_INSTRUCTIONS TO FOLLOW:_
Print the records exactly. Miss nothing.

_Records drawn from a dataset:_
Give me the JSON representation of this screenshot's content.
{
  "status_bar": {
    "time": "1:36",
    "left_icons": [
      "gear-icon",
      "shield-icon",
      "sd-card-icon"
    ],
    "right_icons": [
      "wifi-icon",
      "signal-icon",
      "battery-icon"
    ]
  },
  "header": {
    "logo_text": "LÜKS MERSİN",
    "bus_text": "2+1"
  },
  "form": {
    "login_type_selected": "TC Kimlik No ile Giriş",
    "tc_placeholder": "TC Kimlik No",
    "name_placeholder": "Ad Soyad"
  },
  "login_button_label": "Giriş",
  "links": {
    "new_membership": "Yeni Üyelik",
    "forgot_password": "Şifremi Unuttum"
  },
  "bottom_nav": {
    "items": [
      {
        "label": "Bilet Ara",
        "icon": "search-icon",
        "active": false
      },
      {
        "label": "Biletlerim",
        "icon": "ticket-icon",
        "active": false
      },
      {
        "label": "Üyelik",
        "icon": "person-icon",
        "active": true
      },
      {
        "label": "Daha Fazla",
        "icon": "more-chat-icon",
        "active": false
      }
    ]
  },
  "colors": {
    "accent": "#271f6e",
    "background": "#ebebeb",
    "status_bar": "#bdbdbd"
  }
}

_EXPECTED ANSWER:_
Give me the JSON representation of this screenshot's content.
{
  "status_bar": {
    "time": "1:36",
    "left_icons": [
      "gear-icon",
      "shield-icon",
      "sd-card-icon"
    ],
    "right_icons": [
      "wifi-icon",
      "signal-icon",
      "battery-icon"
    ]
  },
  "header": {
    "logo_text": "LÜKS MERSİN",
    "bus_text": "2+1"
  },
  "form": {
    "login_type_selected": "TC Kimlik No ile Giriş",
    "tc_placeholder": "TC Kimlik No",
    "name_placeholder": "Ad Soyad"
  },
  "login_button_label": "Giriş",
  "links": {
    "new_membership": "Yeni Üyelik",
    "forgot_password": "Şifremi Unuttum"
  },
  "bottom_nav": {
    "items": [
      {
        "label": "Bilet Ara",
        "icon": "search-icon",
        "active": false
      },
      {
        "label": "Biletlerim",
        "icon": "ticket-icon",
        "active": false
      },
      {
        "label": "Üyelik",
        "icon": "person-icon",
        "active": true
      },
      {
        "label": "Daha Fazla",
        "icon": "more-chat-icon",
        "active": false
      }
    ]
  },
  "colors": {
    "accent": "#271f6e",
    "background": "#ebebeb",
    "status_bar": "#bdbdbd"
  }
}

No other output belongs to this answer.